Choosing Leon Panetta as the new Director of the CIA is foolish and dangerous.
Thanks to 8 years of the Bush administration's squandering resources abroad in Iraq, our homeland security remains woefully inadequate and stunningly vulnerable. Ports of entry, airline security, airport security, chemical and nuclear plants, mass transportation, biological facilities, water and food sources and even our banking systems all remain soft targets. Additionally, if historical indicators and patterns hold up, the timing may be ripe for another domestic terrorist attack.
In short, Americans can ill-afford an inexperienced Director of the CIA, who either doesn't appreciate our current terrorist threat or under-estimates it. This is no time for a learning curve or on the job training. Placing a person like Leon Panetta at CIA for his clean hands and "managerial expertise" will cost lives on the day of the next domestic terrorist attack.
Likewise, the choice of Panetta places immediate risks on our covert operatives who currently rely upon sound, skilled leadership in directing their activities. "Management" is not going to capture UBL. Nor is "good management" going to reign in rogue groups holing up in the hills of Afghanistan on the periphery of the Pakistani border. That's going to take institutional memory, understanding, and a long-term strategy. I don't think Panetta offers these.

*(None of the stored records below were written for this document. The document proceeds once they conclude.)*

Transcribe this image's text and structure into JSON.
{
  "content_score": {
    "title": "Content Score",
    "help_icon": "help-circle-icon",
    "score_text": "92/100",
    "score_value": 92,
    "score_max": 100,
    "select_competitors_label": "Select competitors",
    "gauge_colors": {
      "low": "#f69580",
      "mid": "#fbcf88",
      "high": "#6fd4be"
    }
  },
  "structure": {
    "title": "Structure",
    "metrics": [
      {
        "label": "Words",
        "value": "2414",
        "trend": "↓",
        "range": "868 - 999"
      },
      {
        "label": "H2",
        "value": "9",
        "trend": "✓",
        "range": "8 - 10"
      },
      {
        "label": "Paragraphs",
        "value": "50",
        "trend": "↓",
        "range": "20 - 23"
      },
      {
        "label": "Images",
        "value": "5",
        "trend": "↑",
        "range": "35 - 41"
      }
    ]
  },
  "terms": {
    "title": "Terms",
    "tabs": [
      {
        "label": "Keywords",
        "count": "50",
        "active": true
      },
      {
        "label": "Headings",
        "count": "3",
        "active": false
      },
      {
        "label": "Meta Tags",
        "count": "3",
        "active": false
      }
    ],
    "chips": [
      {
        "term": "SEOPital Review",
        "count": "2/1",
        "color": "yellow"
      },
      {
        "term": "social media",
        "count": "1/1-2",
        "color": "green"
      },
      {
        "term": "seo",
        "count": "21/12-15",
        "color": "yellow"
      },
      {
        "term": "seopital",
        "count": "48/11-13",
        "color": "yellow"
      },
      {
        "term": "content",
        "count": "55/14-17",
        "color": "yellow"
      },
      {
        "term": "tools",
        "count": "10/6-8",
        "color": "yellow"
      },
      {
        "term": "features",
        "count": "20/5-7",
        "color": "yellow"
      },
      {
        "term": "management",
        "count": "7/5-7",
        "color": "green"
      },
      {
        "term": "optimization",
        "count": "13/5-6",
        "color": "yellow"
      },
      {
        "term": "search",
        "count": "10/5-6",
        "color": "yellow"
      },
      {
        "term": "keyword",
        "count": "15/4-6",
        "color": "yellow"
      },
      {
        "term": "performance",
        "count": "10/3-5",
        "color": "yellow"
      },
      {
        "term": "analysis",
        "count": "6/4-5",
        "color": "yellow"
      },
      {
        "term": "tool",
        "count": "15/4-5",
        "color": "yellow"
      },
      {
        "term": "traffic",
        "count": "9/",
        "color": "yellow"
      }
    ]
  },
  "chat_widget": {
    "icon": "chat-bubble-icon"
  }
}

As the argument goes: all the "really good, qualified people" were tainted by the torture scandal of the Bush years so they can't be picked to run CIA... Panetta was all we had left.
Give me a break.
Haven't the ripple effects of Bush's torture policies gone on long enough? Do we really need to settle for a substandard CIA Director because Bush dead-ended all other prospects?
Because, that's not "sending an unequivocal message that controversial administration policies approving harsh interrogations, waterboarding and extraordinary renditions and warrantless wiretapping are over," it's actually just being stupid, short-sighted, and leaving us in more danger.
Surely not every qualified person has been tainted by illegal torture policies. True, identifying, researching, and vetting such individuals might take a bit of work, but isn't our safety worth it?
It's also fairly important to consider the priorities being set by picking someone like Leon Panetta. What does such a bad pick say about the way the incoming administration values the role of Intelligence? With the bombings in Mumbai, the "unrest" in Gaza, the continued threat of Iran, the downward spiral of Afghanistan, and the ongoing debacle in Iraq, is it smart to have a clueless CIA Director?
Historically, a constant turf war has existed between the Department of Defense and CIA. These turf wars are often not rightly about who could better protect the American public and the world at large, but more wrongly about power and money.
Inevitably, such "turf wars" also trickle down to the almighty Congressional Committees like the House and Senate Armed Services and Select Intelligence Committees, just to name a few. Here once again battles break out over money and power. Remember that lucrative defense contracts translate into beaucoup campaign dollars. It's a "you scratch my back while I scratch yours" kind of game.
So while listening to the choir sing about the pros and cons of Leon Panetta, remember that almost everybody who's got an opinion, has also got skin in the game. And some of them might even prefer to have an inexperienced Director of the CIA.
One good question might be what the Panetta selection means for Admiral Dennis Blair who was selected as the new DNI. All the swirling talk about Panetta has seemed to eclipse any interest about Admiral Blair. He, too, deserves scrutiny.
But perhaps, most pointedly, what does the Panetta pick mean for Secretary of Defense Robert Gates?
Gates is certainly no novice. He knows what he is doing; he knows the players; and most importantly, he knows how to play the game. All of this means that Gates will likely walk -- if not trounce -- all over Leon Panetta and the CIA.
Do we really need so much power placed in the hands of our Secretary of Defense, again?
Haven't we already learned that lesson?